One of the things that we learned even before Alex took up Sorrows is that vamps, especially the pretty civilized specimens who live in Palmers Rest, are not the creepiest or most dangerous critters out there by a long shot.
Alex will poke me (OW stop I haven’t even done it yet) if I give out too many spoilers, but if you’ve gotten into the book, you know about poor old Torgil. That’s the guy in the image up there, with the uncomfortable-looking squid-ish arms popping out of his belly. The guys told me that that’s not even all the arms that could pop out. YUCK.
The term we use “ridden” vampires. That critter there is one of nest that infests the vamp, one critter per vamp, via a freaking gateway INSIDE THE VAMPIRE. Vamp physiology I’ll leave to Ian to explain (he’s vivisected several). Then they try to establish a nest in THIS world via egg-laying into other vamps.
Abyssals Are Just Yucky
So, why the heck would Torgil even consider that? Part of the answer is spoiler (sorry)…
BUT, as Tamara the Ancient told us (she’s one of our vamps), even vampires have things that prey on them. And there are places far worse than undead. (Or not-completely-alive, as it happens.) Some of these we just call Abyssal, being as they come from a place pretty freaking alien. Abyssals such as infested Torgil and his nest apparently can grant vampires a bit of immunity to sunlight, not to mention access to a heck of a lot of Necro-essence. They’re very good at converting living tissue into not-living tissue. Vampires, in fact, theorize that they may indeed be a breed of proto-rakshasa that caught an abyssal infection that kind of stuck. Thus, they are sort of undead.
Back to the Abyssals. There are a lot of sorts out there. I can’t even pronounce the proper word for what infested Torgil’s nest. Most vamps are smarter than to even fool with them–they’re considered vamp-parasites. But, we’ve learned from some of the rakshasa we know, there is even an entire society of rakshasa out there that has gone and intentionally fused with a couple of types of these critters. Why, oh why? Well, those guys are apparently incredible heavy-weights in the magick-wielding community, and they got it from that fusion.
Daywalking: Not Quite Dead
But apparently you don’t have to do the nasty with an Abyssal to be able to eat lunch with us outside. Tamara, who is herself a daywalker, is immensely old, but hardly one of the ancestral vamps. We thought that her ability to picnic had to do with being an Ancient. Then we found out (Jimmy did, and had hysterics doing it) that she’s not exactly dead. She has a very slow heartbeat, she can eat some of the time, and generally all the normal functions are just really minimized. I won’t give out a huge spoiler, but a lot of her powers come from what she was BEFORE she was turned, and that was three millennia ago at our best guess.
Just a Teeny Spoiler, OK?

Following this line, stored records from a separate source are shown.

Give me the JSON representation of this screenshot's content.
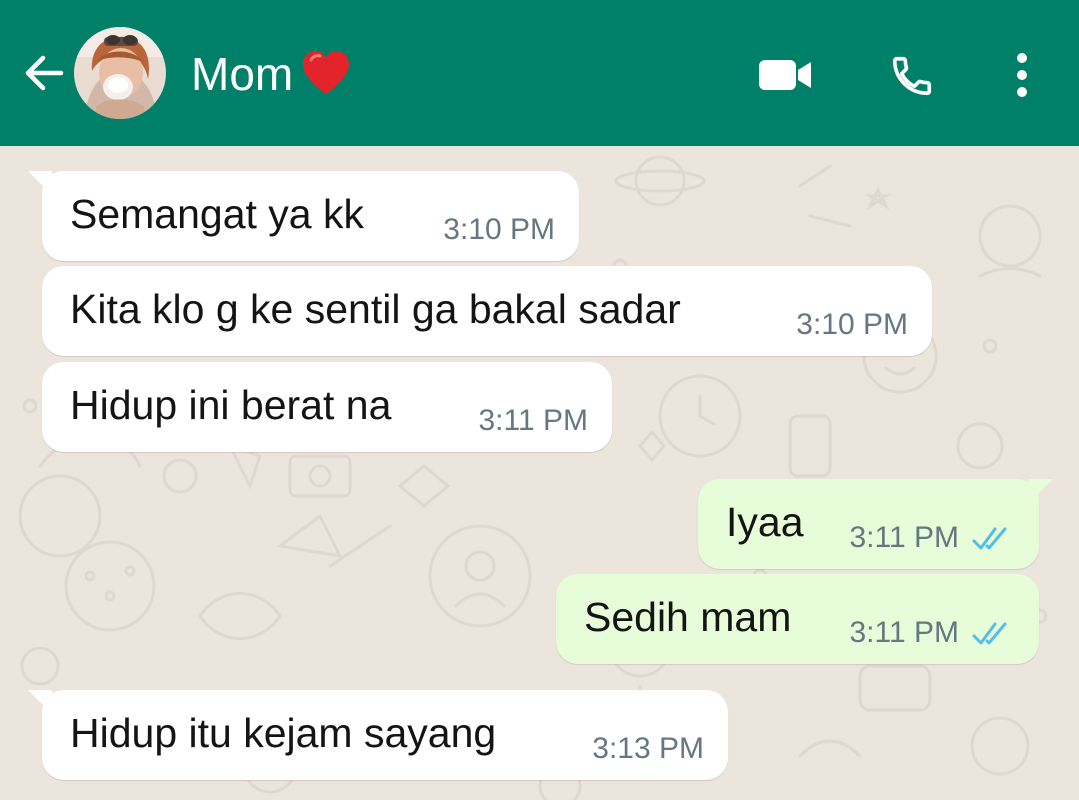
{
  "header": {
    "contact_name": "Mom",
    "name_emoji": "red-heart",
    "back_icon": "arrow-left-icon",
    "video_icon": "video-call-icon",
    "call_icon": "phone-icon",
    "menu_icon": "more-vertical-icon",
    "background_color": "#008069"
  },
  "chat": {
    "wallpaper_color": "#ece5dd",
    "incoming_bubble_color": "#ffffff",
    "outgoing_bubble_color": "#e7fcd8",
    "read_ticks_color": "#53bdeb",
    "messages": [
      {
        "direction": "incoming",
        "text": "Semangat ya kk",
        "time": "3:10 PM"
      },
      {
        "direction": "incoming",
        "text": "Kita klo g ke sentil ga bakal sadar",
        "time": "3:10 PM"
      },
      {
        "direction": "incoming",
        "text": "Hidup ini berat na",
        "time": "3:11 PM"
      },
      {
        "direction": "outgoing",
        "text": "Iyaa",
        "time": "3:11 PM",
        "status": "read"
      },
      {
        "direction": "outgoing",
        "text": "Sedih mam",
        "time": "3:11 PM",
        "status": "read"
      },
      {
        "direction": "incoming",
        "text": "Hidup itu kejam sayang",
        "time": "3:13 PM"
      }
    ]
  }
}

In Book Three, (http://www.nefredman.com/books/) you’ll see how we learned a LOT more about rakshasa. Point of semantics: “demons” covers a lot of beings, from non-corporeal in our worldspace, ever, to those that are actually a sister-branch of human. The latter we took up calling rakshasa. This isn’t the proper Hindu sort of legend/myth, just a name to hang our experiences on. I hope you’ll forgive me this mis-mything. In any case, if you’re a fan of kitsune, hold onto your jeans. You’re gonna love Book Three. Promise.